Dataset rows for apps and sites
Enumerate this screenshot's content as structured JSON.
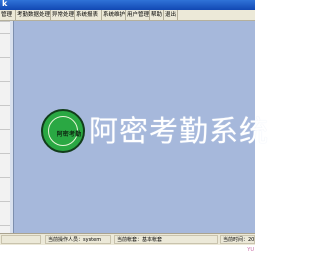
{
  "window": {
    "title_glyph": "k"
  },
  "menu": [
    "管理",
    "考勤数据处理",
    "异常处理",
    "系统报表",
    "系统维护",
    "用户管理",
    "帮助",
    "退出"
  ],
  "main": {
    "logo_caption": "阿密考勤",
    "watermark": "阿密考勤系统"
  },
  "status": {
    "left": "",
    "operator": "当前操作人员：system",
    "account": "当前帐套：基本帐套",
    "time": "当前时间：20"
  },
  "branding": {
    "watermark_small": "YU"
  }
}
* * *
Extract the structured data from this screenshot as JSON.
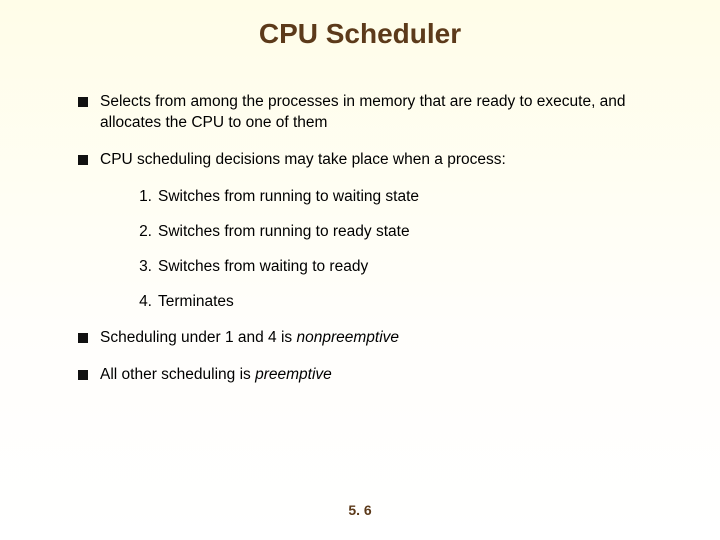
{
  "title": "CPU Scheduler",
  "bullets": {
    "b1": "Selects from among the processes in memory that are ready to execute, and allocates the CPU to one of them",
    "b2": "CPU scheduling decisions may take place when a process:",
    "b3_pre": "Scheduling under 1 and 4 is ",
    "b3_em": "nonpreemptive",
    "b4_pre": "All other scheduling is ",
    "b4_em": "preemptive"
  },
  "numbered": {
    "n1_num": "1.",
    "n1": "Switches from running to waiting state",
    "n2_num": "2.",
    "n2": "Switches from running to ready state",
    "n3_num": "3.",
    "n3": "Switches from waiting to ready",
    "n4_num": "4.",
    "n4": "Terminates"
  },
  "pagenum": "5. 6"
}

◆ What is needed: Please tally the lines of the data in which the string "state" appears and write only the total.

◆ Solution: 2